Hanley is one of six towns that were merged in 1910 to create Stoke-on-Trent and is generally considered to be the main shopping area of Stoke. Stoke-on-Trent was once a prolific mining town and is famously known as ‘The Potteries’ due to the many companies in the area producing ceramics from the mid-1700s until late 19th century when there was a considerable decline in the industry. The Waterstones here is located in The Tontines – built in 1831 as a butchers’ slaughterhouse, it later became a covered market and was used for this purpose until the market’s relocation in 1987.
One of the most famous residents of Hanley is the author, Arnold Bennett – I’ve read and enjoyed a few of his books.
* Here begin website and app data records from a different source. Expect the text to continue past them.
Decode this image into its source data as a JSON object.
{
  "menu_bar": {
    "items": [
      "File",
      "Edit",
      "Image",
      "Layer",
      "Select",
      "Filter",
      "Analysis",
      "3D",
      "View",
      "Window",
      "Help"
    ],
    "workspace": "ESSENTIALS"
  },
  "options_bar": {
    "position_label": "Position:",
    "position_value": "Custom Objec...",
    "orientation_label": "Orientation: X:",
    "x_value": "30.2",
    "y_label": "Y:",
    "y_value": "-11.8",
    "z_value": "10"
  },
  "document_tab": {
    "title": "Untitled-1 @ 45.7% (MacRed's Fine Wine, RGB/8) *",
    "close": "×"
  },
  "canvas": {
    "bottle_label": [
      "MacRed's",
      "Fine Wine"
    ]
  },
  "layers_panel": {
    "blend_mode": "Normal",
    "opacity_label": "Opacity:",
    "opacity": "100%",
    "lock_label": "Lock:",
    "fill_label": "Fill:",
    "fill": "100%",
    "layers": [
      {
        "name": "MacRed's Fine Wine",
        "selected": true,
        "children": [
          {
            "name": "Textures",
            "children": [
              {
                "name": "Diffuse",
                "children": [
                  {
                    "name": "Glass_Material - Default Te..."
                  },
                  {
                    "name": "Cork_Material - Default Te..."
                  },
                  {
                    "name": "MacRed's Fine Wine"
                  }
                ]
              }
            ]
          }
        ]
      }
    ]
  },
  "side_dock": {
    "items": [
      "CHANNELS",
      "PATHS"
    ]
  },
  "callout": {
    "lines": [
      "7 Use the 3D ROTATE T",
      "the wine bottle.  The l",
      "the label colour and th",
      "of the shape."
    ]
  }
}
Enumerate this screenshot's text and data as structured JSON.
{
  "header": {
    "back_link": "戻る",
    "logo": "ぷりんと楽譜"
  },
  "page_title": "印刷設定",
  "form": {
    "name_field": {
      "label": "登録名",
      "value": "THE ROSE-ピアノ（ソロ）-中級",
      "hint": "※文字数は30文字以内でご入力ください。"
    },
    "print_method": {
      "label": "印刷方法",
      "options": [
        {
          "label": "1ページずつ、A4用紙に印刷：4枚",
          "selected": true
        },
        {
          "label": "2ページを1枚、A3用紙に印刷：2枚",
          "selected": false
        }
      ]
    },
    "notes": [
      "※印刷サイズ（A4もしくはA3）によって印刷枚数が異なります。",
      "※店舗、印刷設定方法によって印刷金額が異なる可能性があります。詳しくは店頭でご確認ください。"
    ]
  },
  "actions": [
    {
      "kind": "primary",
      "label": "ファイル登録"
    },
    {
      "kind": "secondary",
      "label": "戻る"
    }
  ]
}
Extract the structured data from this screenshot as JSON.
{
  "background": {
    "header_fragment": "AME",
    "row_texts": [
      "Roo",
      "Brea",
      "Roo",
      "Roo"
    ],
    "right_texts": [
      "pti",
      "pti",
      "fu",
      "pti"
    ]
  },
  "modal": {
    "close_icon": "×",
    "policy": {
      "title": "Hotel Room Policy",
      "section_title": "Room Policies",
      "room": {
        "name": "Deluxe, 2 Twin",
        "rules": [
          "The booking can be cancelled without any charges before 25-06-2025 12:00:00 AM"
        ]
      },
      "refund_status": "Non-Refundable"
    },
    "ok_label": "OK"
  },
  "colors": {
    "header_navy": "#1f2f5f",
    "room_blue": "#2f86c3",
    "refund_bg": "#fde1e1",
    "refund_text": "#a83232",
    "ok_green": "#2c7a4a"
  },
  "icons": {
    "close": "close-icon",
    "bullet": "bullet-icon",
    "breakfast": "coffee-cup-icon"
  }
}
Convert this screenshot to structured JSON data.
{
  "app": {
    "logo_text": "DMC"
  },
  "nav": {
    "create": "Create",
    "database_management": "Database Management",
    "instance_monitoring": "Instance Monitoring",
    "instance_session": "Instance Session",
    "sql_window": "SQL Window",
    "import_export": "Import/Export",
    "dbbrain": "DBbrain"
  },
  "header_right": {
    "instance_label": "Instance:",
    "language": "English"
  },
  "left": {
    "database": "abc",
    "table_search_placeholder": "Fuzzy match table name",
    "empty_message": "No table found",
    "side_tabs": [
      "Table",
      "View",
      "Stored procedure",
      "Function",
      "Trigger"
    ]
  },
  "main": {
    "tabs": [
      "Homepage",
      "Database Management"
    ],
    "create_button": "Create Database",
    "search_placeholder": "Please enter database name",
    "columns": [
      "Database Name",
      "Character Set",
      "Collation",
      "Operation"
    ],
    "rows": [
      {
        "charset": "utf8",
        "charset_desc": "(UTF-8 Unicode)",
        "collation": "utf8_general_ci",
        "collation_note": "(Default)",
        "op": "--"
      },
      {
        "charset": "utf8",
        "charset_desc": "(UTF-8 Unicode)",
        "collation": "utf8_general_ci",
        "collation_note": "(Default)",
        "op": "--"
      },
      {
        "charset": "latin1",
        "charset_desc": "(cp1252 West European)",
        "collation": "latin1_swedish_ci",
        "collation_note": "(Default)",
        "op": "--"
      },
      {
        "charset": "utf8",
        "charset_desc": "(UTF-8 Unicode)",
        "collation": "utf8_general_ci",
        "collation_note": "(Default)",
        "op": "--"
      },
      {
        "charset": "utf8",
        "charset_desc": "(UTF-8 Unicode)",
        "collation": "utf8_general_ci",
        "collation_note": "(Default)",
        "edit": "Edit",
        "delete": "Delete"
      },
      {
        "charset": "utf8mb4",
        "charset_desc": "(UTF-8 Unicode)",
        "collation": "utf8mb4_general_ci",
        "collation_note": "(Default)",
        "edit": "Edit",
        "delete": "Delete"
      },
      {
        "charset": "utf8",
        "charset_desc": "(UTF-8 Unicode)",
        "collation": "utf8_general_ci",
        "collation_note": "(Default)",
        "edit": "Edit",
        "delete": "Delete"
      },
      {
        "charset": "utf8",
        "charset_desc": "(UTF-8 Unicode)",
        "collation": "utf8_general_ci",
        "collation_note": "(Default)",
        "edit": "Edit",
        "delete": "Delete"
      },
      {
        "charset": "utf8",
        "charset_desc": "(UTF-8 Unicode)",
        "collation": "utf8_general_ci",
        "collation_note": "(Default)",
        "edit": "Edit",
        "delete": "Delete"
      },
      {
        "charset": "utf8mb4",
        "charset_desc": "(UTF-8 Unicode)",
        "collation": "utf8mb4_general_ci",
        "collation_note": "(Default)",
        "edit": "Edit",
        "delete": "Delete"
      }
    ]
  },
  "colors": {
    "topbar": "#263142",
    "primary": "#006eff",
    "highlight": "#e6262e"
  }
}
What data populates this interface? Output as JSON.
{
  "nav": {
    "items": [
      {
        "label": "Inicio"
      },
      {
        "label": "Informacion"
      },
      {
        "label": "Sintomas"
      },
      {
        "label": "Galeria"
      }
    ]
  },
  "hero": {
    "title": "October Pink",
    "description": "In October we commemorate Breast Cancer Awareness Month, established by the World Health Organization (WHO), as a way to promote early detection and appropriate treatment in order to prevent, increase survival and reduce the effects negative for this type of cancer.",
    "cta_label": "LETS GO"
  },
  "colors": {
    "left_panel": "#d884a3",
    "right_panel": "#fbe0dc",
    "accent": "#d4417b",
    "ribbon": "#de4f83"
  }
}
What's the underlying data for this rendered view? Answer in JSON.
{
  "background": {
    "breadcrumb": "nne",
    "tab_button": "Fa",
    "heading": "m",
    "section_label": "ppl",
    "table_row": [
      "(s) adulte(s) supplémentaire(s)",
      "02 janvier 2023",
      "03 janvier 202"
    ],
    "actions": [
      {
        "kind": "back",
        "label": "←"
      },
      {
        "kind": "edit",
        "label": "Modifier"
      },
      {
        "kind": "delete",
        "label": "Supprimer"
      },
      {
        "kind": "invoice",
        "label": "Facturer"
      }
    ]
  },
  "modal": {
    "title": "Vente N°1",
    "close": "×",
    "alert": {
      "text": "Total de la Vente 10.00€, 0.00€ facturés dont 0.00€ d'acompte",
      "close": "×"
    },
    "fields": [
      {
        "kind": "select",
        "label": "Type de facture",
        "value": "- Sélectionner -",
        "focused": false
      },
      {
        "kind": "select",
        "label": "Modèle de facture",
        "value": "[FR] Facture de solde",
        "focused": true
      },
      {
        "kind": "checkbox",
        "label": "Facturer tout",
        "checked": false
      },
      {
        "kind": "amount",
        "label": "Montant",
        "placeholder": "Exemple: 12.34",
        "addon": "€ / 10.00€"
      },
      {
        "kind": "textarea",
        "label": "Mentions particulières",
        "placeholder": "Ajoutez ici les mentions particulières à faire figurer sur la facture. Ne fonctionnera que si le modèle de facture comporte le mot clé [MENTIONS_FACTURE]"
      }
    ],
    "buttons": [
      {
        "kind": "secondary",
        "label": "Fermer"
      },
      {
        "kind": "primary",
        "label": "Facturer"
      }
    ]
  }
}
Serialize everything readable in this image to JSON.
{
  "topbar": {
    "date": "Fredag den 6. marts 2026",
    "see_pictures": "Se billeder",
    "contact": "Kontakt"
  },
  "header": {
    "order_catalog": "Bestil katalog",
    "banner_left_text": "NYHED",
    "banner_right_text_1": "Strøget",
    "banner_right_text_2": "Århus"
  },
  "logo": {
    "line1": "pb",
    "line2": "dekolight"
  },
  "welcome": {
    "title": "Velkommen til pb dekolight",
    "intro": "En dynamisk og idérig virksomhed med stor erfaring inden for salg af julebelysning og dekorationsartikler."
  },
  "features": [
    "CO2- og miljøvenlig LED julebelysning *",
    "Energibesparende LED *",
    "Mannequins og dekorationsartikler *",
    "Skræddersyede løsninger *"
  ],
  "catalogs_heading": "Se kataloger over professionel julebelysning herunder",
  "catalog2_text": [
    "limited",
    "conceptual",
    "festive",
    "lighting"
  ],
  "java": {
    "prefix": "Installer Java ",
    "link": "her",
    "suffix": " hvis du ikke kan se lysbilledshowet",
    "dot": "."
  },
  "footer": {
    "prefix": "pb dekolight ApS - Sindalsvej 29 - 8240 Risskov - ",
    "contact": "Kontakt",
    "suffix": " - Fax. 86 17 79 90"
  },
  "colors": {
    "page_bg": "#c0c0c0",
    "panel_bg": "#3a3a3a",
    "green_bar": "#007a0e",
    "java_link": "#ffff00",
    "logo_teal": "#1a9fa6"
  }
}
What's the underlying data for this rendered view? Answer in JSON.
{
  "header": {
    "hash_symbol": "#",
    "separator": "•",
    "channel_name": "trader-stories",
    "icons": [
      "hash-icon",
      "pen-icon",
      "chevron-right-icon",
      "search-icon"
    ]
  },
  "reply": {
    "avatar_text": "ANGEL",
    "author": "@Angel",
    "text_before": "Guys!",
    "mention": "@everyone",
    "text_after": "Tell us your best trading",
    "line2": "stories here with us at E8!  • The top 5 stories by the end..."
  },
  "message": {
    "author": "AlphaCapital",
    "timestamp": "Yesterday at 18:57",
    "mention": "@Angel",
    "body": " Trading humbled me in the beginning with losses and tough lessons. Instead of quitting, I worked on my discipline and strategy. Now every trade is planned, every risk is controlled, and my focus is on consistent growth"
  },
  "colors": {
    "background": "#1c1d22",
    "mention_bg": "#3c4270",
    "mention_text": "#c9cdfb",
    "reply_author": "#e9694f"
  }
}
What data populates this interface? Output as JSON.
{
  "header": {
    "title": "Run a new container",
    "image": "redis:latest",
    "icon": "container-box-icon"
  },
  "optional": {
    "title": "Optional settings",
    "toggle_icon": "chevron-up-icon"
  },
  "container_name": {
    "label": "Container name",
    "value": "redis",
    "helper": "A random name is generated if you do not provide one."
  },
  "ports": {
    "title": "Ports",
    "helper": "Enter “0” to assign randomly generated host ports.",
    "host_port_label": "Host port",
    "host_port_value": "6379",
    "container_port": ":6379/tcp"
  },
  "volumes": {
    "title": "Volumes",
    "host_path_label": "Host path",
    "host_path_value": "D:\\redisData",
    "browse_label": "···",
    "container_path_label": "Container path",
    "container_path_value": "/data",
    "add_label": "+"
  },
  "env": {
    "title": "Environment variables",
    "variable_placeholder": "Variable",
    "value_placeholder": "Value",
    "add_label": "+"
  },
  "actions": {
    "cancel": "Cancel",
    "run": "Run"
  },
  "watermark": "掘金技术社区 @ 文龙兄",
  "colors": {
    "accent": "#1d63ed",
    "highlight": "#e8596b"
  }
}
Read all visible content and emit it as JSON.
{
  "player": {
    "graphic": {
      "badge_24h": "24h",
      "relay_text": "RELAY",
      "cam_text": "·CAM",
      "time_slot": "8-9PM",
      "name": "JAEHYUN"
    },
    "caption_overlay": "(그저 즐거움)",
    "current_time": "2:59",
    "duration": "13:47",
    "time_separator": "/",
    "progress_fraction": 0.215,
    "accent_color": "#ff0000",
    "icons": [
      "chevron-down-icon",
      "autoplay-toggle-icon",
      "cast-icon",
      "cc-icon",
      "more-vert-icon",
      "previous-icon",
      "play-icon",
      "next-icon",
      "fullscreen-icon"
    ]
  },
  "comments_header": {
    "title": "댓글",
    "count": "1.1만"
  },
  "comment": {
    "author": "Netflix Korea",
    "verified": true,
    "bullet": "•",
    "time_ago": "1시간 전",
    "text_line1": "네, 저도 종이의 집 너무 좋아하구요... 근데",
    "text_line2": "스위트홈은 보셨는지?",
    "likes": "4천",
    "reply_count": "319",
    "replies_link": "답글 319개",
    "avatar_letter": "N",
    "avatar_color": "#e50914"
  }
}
Born into a family of modest means, he worked as a journalist until 1900 when he became a full-time author. His most famous works feature the fictionalised Five Towns, and are based on this area (he missed out Fenton, the sixth town that was merged into Stoke). Bennett died aged 63 from Typhoid after drinking tap water in France, and is buried in Burslem, just two miles from where he was born. The statue below was unveiled in 2017 on what would have been Arnold Bennett’s 150th birthday.